Manuel gave a lift in the stolen vehicle to a police officer investigating Isabelle’s disappearance, even telling him that he felt that the police weren’t looking in the right places.

DCI Muncie remembered his arrest of Manuel 12 years earlier when he had remained in the loft of a house after breaking into


As the evidence mounted against him police got the breakthrough they were looking


They discovered that Manuel had been spending new £5 notes in pubs in the East End of Glasgow – the ones he had stolen.

On January 14, 1958, Manuel was arrested and charged with the murder of the Smart family.

Police also discovered burgled items in the Manuel family home and father Samuel was charged with receiving stolen property.

At this point Manuel told police he would admit all the murders, if they let his dad go.

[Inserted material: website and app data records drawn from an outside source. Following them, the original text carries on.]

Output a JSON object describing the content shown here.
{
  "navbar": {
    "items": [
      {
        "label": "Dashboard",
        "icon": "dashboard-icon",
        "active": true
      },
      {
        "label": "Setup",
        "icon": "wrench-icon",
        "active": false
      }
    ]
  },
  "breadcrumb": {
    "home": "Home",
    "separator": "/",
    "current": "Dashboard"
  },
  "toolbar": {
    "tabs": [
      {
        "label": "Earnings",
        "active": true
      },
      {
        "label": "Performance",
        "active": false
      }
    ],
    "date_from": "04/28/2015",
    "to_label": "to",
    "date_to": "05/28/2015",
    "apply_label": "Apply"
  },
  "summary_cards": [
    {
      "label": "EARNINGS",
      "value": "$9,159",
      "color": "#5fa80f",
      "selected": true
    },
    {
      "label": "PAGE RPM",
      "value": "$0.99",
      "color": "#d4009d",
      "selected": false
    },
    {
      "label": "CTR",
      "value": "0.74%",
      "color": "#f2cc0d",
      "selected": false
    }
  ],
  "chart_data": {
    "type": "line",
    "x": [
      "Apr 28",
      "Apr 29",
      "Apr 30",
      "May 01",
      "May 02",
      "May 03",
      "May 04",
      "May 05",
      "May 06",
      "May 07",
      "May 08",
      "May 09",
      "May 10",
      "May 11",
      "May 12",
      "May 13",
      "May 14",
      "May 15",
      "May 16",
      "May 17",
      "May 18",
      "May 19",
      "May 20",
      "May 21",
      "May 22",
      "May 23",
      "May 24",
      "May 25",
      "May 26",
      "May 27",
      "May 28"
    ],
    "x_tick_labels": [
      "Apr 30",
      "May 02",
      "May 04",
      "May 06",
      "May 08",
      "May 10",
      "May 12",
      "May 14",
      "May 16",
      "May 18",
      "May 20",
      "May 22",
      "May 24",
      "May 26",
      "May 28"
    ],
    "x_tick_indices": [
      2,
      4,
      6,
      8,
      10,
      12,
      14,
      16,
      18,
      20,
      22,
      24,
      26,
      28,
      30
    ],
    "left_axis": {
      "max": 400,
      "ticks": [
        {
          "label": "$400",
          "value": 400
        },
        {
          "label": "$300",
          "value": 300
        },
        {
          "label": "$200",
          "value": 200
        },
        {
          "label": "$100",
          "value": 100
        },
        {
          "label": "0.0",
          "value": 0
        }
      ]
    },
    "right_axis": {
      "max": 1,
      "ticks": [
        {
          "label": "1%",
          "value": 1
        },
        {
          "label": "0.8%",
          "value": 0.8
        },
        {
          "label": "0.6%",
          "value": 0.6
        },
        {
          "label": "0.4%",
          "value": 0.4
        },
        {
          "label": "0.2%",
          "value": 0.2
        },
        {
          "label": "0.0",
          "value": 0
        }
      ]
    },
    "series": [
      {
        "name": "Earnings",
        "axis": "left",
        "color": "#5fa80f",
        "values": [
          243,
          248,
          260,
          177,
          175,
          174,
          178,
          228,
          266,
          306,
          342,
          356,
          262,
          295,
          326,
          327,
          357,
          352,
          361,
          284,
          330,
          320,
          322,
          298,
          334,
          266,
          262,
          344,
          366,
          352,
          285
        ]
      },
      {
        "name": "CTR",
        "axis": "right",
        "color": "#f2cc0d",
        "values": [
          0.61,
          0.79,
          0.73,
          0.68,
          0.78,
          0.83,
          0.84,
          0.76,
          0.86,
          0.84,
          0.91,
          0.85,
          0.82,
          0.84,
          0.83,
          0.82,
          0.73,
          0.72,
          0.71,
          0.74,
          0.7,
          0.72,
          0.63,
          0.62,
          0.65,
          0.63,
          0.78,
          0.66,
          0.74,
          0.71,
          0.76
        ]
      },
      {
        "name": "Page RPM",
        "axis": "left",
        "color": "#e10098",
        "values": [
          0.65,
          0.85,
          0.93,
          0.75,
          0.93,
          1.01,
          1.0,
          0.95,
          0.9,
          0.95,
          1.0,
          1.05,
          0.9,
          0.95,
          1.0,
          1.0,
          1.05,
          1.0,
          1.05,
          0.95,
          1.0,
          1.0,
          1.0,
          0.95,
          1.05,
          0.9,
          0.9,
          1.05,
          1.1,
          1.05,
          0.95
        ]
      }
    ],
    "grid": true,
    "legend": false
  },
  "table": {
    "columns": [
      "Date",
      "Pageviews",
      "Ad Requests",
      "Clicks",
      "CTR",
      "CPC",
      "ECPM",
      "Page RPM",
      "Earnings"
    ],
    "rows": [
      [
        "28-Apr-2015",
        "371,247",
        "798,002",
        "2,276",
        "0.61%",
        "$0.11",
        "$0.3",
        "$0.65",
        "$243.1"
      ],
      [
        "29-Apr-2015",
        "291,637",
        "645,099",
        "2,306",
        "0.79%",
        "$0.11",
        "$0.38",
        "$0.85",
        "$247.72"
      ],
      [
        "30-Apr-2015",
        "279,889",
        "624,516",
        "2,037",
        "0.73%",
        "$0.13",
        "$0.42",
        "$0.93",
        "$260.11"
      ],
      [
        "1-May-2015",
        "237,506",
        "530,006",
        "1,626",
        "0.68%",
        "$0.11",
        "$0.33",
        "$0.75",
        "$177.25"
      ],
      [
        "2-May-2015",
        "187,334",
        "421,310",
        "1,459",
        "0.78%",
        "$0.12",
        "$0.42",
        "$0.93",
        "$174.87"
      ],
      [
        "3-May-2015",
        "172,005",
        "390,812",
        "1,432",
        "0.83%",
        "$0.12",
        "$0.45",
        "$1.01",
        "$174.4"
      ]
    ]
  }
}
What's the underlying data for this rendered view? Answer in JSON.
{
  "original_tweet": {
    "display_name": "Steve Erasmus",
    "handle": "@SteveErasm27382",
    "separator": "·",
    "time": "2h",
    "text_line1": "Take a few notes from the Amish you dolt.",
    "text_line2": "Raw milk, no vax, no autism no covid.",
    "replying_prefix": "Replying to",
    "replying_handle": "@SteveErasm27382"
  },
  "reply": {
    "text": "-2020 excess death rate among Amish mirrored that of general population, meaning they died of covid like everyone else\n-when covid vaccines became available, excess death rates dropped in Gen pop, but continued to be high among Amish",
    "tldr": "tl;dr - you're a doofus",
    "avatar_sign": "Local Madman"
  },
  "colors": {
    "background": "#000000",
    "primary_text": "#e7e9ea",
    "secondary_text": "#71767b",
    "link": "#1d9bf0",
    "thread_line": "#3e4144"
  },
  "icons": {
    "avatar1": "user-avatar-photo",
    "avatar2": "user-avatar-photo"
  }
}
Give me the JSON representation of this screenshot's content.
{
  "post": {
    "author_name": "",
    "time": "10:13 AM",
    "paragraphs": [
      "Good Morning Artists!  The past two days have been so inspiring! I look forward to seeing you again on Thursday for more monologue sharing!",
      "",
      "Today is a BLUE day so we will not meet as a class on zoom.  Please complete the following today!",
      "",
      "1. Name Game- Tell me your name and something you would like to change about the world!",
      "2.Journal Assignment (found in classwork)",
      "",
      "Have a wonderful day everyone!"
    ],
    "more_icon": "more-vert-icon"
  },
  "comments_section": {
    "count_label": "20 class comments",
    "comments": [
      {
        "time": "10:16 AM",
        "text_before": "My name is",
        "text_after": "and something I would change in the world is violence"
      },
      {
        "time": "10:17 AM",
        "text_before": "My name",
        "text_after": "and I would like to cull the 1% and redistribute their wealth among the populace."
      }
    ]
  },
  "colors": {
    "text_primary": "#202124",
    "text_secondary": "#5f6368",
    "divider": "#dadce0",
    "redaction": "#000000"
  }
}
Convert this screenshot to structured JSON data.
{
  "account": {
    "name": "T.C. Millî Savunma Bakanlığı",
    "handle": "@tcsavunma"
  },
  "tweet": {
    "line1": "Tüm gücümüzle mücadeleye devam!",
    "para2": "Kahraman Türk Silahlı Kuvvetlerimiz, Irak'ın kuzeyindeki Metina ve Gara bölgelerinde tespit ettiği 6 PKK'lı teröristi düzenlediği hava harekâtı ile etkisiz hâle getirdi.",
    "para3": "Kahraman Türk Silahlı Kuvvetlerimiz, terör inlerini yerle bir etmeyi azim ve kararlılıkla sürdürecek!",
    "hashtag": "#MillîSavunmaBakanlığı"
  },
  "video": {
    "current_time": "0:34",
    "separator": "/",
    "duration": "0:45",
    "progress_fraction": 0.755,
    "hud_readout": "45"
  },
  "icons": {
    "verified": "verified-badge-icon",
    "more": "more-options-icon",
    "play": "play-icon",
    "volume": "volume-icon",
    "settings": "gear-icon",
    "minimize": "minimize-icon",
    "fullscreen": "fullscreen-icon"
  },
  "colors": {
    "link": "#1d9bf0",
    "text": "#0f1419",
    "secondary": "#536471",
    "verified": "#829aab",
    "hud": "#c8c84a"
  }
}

He would also show them where he had buried the body of Isabelle, who he had raped and strangled.

Manuel’s trial, which began at the High Court in Glasgow, on May 12, 1958, lasted 14 days, but it took the jury less than three hours to convict him.

He had earlier sacked his lawyers – 10 days into the trial – and conducted his own defence, claiming Watt had committed the


Watt was even called as a witness and appeared on a stretcher having been recently injured in a road accident.

At 8am on July 11, 1958, Manuel was hanged on the gallows at Barlinnie Prison, following a failed appeal.

His last words are reported to have been: “Turn up the radio and I’ll go quietly.”

Manuel was one of the last people to be executed in Scotland before capital punishment was abolished in 1965.

He had also been the prime suspect for the murder of a Newcastle taxi driver, Sydney Dunn, in December 1957, making him, at the time, Scotland’s most prolific serial killer.

His conviction for the seven murders also meant that the still grieving Watt had finally cleared his name.

Four days after the deaths of his family he had walked into a newspaper office in Glasgow with an impassioned appeal to the public.

It was published the next day and read: “You, the foul beast who murdered my wife, my daughter and my sister-in-law, may be strutting the streets arrogantly rubbing shoulders with clean and decent people.

“But wherever you are, read this: ‘You can’t be on your guard


“Like all vile creatures of your kind, you will let up some time – just for a fraction of a second, maybe, but long enough for the ever-watchful eye of the


“I shall never rest as long as I live, until you, who took all that was dear to me, get what you so rightly deserve.”